He added that: “This new thesis, which President Obama presented in his Thursday’s speech, supports the Arab viewpoint, and is a basic hindrance for the Israeli side, which links the size of Israel before 1967 to the ability to defend it, as the Israelis say that if Israel is of small area, it will be difficult to defend it.”

Helal doubts the possibility of resuming the peace talks between the Israeli and Palestinian sides at the current time. He says: “I believe that the circumstances are suitable for conducting any negotiations, because the climate in the Arab region does not allow this. The absence of governments in Arab side that are prepared to put their weight behind the peace process makes it more difficult to find regional support for the peace efforts. The climate in the Arab countries in general is hostile to the United States and Israel. I believe that the mistake is not in what President Obama has said, but it is in its timing, because had he adopted this stance immediately when he assumed the presidency, this would have been better than his insistence of halting the settlement activities. This is because halting the settlement activities during a transitional period in which peace has not yet been achieved is something that no Israeli prime minister has agreed to as a result of the domestic pressure. Moreover, this has not been a demand or a condition stipulated by the Palestinian side, even during the period of signing the Oslo Accord.”
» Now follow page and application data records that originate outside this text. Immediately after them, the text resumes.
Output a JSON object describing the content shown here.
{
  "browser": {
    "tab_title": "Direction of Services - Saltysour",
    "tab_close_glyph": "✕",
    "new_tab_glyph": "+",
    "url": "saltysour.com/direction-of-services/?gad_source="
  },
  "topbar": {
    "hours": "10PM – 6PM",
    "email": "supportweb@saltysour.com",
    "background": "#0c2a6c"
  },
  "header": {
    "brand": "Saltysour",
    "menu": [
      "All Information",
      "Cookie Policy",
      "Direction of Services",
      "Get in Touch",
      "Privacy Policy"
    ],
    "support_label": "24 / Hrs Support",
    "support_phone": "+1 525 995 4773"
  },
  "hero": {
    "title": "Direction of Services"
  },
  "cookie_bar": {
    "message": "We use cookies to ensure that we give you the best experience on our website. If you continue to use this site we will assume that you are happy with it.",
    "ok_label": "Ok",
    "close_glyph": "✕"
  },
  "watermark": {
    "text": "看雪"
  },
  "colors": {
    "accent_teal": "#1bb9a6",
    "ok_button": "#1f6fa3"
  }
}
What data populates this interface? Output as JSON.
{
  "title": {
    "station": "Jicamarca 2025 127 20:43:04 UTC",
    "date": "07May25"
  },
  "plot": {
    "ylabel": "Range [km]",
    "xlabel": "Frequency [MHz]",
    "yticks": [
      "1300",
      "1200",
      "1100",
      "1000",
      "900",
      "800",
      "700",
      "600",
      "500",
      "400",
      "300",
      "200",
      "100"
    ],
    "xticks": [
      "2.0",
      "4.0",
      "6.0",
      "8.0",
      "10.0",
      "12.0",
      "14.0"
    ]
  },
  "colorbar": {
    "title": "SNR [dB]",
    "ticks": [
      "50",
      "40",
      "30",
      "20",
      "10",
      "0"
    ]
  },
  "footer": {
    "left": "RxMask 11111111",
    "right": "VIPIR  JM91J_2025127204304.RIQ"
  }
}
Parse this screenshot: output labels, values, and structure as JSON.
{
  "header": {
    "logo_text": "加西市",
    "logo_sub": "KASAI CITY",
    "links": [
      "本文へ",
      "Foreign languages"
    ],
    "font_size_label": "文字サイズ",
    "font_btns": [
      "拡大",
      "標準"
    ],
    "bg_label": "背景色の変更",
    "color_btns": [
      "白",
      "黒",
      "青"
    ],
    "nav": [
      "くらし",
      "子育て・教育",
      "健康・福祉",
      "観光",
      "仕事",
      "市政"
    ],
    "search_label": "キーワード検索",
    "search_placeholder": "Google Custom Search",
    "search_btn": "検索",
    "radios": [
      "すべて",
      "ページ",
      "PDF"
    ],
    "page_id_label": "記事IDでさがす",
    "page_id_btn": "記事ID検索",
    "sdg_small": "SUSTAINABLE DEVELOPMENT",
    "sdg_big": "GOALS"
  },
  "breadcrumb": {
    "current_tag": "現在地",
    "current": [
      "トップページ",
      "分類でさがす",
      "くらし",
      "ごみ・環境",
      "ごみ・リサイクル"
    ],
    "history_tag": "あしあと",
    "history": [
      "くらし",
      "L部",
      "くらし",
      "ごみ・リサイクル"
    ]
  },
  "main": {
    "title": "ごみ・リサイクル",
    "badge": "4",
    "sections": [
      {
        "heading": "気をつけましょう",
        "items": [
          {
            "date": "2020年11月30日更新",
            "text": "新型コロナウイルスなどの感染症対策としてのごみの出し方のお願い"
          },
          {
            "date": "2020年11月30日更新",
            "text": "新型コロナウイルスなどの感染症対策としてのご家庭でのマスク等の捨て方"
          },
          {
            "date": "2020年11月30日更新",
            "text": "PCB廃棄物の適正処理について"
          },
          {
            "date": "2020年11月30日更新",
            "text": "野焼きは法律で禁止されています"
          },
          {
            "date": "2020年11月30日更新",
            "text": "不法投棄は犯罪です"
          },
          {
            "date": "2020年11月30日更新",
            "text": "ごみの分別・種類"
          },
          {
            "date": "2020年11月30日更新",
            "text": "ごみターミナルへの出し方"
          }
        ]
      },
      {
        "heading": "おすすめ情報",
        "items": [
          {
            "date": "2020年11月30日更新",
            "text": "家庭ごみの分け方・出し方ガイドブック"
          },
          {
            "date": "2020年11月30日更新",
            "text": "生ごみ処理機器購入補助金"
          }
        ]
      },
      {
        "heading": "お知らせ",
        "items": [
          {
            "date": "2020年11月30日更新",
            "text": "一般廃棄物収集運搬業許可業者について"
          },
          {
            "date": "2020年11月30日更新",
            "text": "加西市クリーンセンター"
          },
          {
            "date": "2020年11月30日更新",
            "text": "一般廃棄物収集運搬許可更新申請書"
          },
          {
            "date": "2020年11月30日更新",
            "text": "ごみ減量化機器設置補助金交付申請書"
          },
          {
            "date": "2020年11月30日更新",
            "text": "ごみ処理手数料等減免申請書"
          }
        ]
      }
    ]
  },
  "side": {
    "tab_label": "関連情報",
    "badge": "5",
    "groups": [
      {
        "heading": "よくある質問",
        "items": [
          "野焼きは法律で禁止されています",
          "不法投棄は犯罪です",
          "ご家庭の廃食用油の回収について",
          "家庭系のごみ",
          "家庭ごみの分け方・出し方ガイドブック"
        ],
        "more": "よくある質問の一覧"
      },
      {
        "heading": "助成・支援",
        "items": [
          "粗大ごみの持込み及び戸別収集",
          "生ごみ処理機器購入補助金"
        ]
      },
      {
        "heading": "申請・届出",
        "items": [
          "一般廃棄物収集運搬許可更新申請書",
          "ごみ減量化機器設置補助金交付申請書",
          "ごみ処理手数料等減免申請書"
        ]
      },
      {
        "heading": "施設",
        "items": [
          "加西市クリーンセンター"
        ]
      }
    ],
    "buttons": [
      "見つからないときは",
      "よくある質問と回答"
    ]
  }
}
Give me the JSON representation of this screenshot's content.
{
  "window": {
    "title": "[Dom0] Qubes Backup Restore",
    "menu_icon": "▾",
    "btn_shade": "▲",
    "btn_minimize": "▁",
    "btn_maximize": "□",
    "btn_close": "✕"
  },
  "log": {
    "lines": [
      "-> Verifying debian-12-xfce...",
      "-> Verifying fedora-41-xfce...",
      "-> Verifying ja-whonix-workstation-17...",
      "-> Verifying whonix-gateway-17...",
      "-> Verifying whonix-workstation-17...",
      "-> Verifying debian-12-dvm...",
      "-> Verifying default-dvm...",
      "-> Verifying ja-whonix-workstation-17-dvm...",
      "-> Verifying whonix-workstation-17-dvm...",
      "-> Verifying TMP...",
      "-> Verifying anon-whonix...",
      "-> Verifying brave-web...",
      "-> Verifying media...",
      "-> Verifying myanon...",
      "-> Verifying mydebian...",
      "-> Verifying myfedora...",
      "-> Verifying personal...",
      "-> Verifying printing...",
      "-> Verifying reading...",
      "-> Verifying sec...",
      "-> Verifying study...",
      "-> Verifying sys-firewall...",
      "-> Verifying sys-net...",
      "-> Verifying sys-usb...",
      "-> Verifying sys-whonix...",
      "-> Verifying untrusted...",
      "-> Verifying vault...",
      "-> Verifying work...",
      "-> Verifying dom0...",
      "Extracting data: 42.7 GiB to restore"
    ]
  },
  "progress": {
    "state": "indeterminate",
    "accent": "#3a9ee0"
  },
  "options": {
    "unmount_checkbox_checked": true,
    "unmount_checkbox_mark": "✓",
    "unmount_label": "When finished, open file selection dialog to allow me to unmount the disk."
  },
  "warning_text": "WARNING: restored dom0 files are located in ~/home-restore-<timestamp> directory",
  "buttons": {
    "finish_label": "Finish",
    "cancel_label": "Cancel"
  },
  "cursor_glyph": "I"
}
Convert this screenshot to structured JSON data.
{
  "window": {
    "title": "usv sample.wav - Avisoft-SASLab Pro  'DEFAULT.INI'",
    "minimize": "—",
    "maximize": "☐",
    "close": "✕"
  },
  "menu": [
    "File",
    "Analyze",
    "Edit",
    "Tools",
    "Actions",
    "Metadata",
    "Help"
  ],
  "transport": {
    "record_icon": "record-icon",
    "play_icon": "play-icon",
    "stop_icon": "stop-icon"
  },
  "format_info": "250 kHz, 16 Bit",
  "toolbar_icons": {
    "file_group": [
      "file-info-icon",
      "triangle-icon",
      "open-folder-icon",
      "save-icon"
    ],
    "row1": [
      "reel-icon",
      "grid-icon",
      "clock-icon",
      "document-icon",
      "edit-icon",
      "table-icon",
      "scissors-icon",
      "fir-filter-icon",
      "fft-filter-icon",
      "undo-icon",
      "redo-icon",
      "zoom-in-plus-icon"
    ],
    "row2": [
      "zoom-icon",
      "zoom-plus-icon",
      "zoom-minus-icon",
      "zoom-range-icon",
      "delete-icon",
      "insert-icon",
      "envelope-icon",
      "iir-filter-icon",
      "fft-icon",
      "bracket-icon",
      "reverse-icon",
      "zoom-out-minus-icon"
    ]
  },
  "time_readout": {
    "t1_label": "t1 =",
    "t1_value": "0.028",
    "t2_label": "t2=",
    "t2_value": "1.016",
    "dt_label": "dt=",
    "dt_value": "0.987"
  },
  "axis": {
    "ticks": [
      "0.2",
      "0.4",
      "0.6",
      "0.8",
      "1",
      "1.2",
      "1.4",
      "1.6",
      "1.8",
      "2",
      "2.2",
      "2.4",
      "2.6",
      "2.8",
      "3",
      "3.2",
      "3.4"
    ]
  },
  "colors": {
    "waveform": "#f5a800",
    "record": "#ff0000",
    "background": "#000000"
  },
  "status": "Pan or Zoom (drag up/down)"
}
Helal stresses that the loser in this battle will not be Israeli Prime Minister Benjamin Netanyahu, but the loser will be the US President. This is because of many reasons, the first of which is that the US Congress is not in the hands of the Democrats, but it is in the hands of the Republican Party, which is prepared to understand the Israeli situation, and to support the Israeli prime minister. The second reason is that, so far, there is no Arab country that is prepared to support the United States publicly, and engage as a fundamental partner in pushing forward the peace process.

The third reason is that the peace process has stopped for more than a year, and hence there is nothing to which the negotiators can return. The fourth reason is that the Palestinian national unity between Hamas and Fatah will be exploited by Netanyahu to promote the concept of the hostility of the Palestinians to the State of Israel, especially as Hamas is classified according the US law as a terrorist organization.

With regard to the Palestinians’ intention to get a resolution to establish the Palestinian State through the UN General Assembly in September 2011, Helal says: “There is a difference between the UN Security Council resolutions, and those of the UN General Assembly, as the resolutions of the latter are semi-honorary, and are not binding to any side. The United States’ acceptance of rejection of this resolution will depend on the language of the draft resolution presented for voting, i.e. if the Palestinian demand at the UN General Assembly is compatible in all its articles with the stances and policies of the United States (especially after Obama’s announcement specifying the pre-1967 borders as a basis for the negotiations) this will make it difficult for the United States to reject such a resolution. Nevertheless, generally speaking, a vote in the UN General Assembly in favor of the Palestinians will not lead to the establishment of the State of Palestine.”